Yuta Takahashi became the new Magic: The Gathering world champion after he defeated Jean-Emmanuel Depraz in the finals of the Magic World Championship XXVII.
The victory earned Takahashi $70,000, the world championship, and his likeness on a future Magic card. Depraz came in second, taking home $40,000. These prizes are on top of the $50,000 appearance fee each player earned by playing in the World Championship XXVII.
The tournament didn’t start out too well for the champion. He opened the competition 0-3 during the day-one Draft rounds. Once Standard began, however, Takahashi became unbeatable. From round four to the finals, Takahashi won 10 straight matches on his way to becoming the world champion.
In the upper bracket, Takahashi defeated Depraz 2-0 in the first round. He went on to defeat Jan Merkel in a 2-1 series. Both matches showcased the speed and resilience of Takahashi’s Izzet Dragons build.
In the finals, Takahashi seemed to have the upper hand throughout the series. Depraz took the first game of the second match, but each post-sideboard game was heavily in Takahashi’s favor.
The disruption suite of Burning Hands, Dragon’s Fire, and Divide by Zero helped Takahashi prevent Depraz from developing an overwhelming board state.
In the waning moments of the final match, Takahashi was playing around any potential out. Once the victory was secured, Takahashi took a brief moment for the gravity of the moment to truly set in. He’d just become the world champion.
Depraz’s journey through the lower bracket saw him face the number-one-seeded Ondrej Strasky in a close 2-0 series. Strasky hit an incredible top deck to potentially save him in game two, getting a Spikefield Hazard off a Divide by Zero.
This was an auspicious play that couldn’t reverse his fortunes. Depraz rebuilt his battlefield and secured a lethal attack.

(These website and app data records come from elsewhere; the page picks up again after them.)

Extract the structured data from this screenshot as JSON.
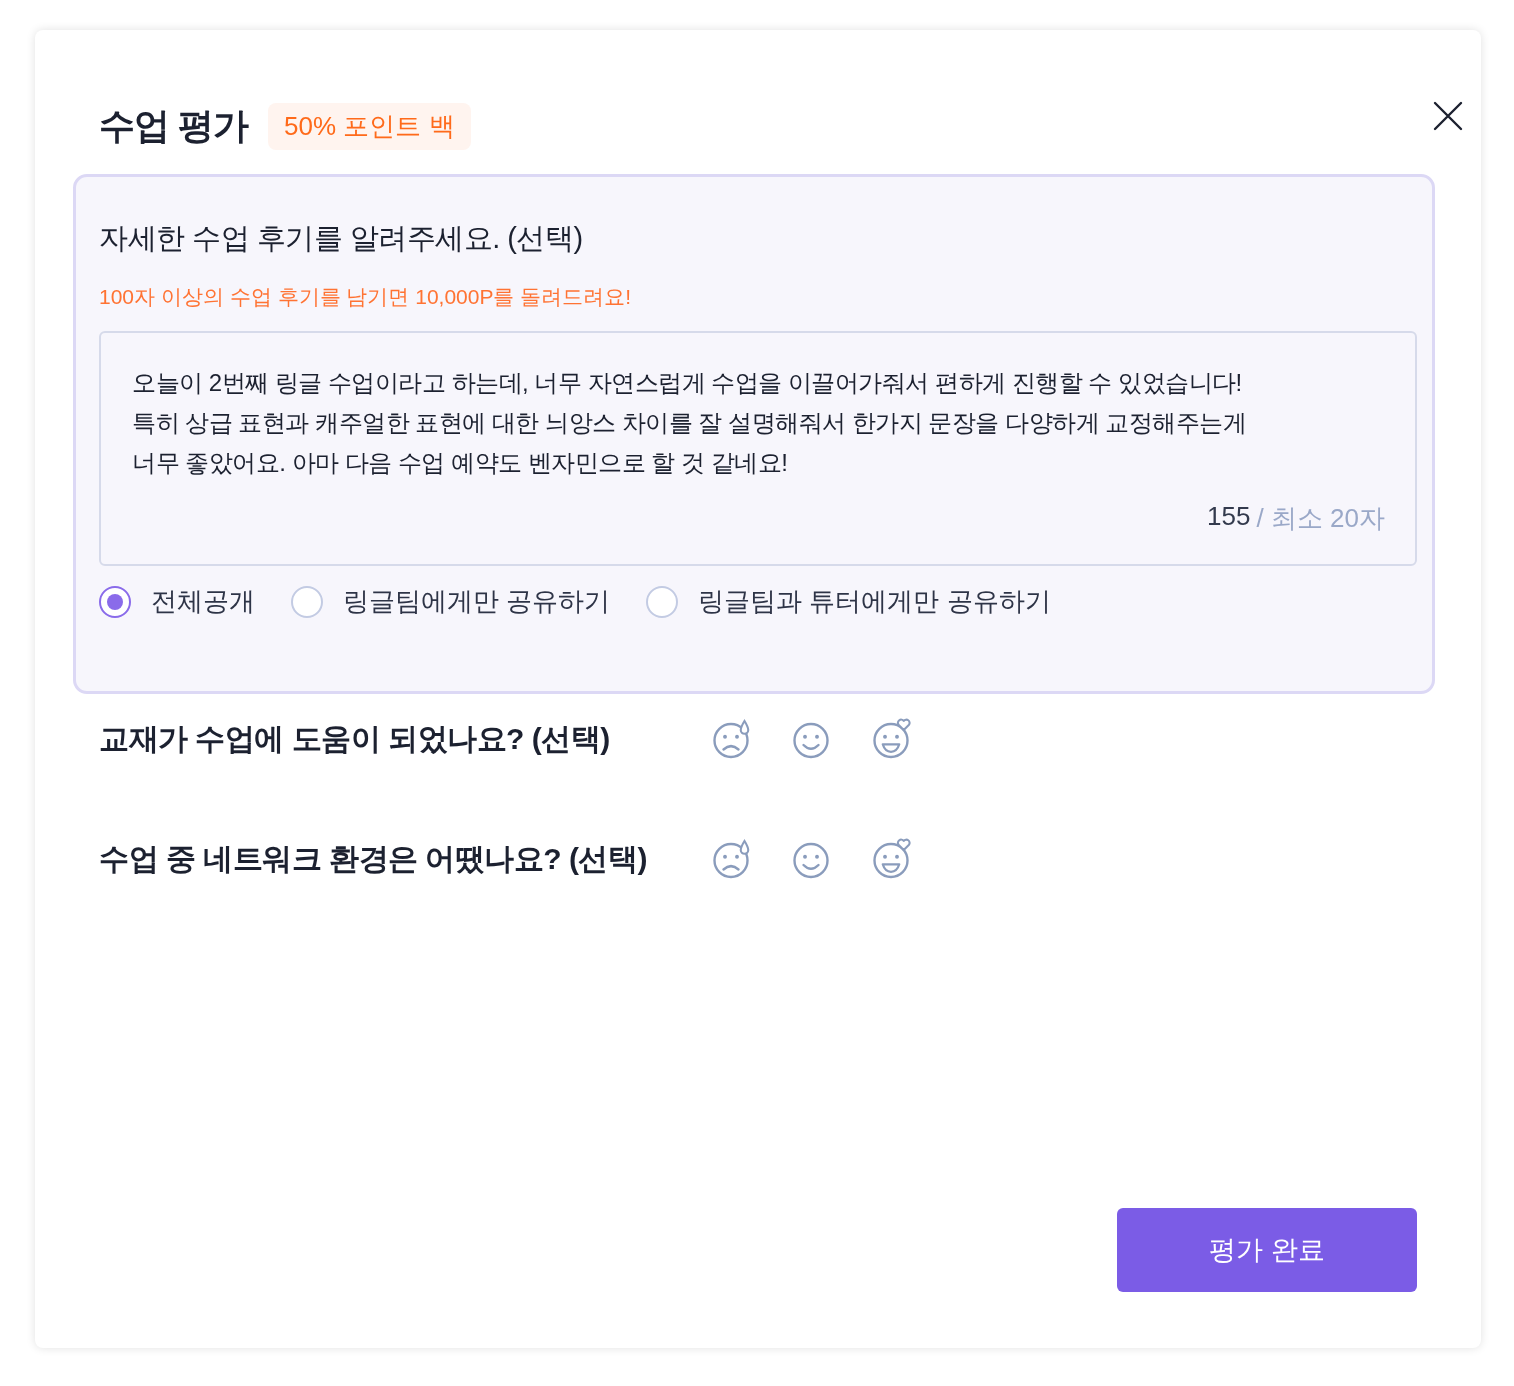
{
  "dialog": {
    "title": "수업 평가",
    "badge": "50% 포인트 백"
  },
  "review": {
    "question": "자세한 수업 후기를 알려주세요. (선택)",
    "hint": "100자 이상의 수업 후기를 남기면 10,000P를 돌려드려요!",
    "value": "오늘이 2번째 링글 수업이라고 하는데, 너무 자연스럽게 수업을 이끌어가줘서 편하게 진행할 수 있었습니다!\n특히 상급 표현과 캐주얼한 표현에 대한 늬앙스 차이를 잘 설명해줘서 한가지 문장을 다양하게 교정해주는게\n너무 좋았어요. 아마 다음 수업 예약도 벤자민으로 할 것 같네요!",
    "count": "155",
    "count_limit": "/ 최소 20자",
    "visibility": [
      {
        "label": "전체공개",
        "selected": true
      },
      {
        "label": "링글팀에게만 공유하기",
        "selected": false
      },
      {
        "label": "링글팀과 튜터에게만 공유하기",
        "selected": false
      }
    ]
  },
  "ratings": [
    {
      "question": "교재가 수업에 도움이 되었나요? (선택)",
      "faces": [
        {
          "kind": "sad"
        },
        {
          "kind": "smile"
        },
        {
          "kind": "love"
        }
      ]
    },
    {
      "question": "수업 중 네트워크 환경은 어땠나요? (선택)",
      "faces": [
        {
          "kind": "sad"
        },
        {
          "kind": "smile"
        },
        {
          "kind": "love"
        }
      ]
    }
  ],
  "submit_button": "평가 완료"
}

Depraz then went on to face Jan Merkel and his Grixis Epiphany strategy. The game came down to the pressure Depraz could create Esika’sika’s Chariot and Goldspan Dragon. Merkel spent much of the set on the back foot and Depraz took the series 2-1. This set up the rematch against Takahashi in the finals.
The final four consisted of all U/R decks across four variants. Despite Mono-Green Aggro and Mono-White Aggro putting up strong performances in other tournaments leading up to the event, the lists centered around Goldspan DragoAlrund’sund’s Epiphany proved to be the strongest.
Coming into the World Championship, many top players were down on Goldspan Dragon as a primary main deck threat. This led to much of the field not running effective answers to the five-mana hasty Dragon.
The finals came down to two decks running a playset of Goldspan Dragon in the main deck. Temur Treasures and Izzet Dragons both put a significant amount of pressure on the slower, less Creature-focused Epiphany builds.
Magic Esports returns on Oct. 30 with the 2021 Magic Online Champions Showcase Season 2. That event is followed by the Innistrad set championship on Dec. 3 to 5.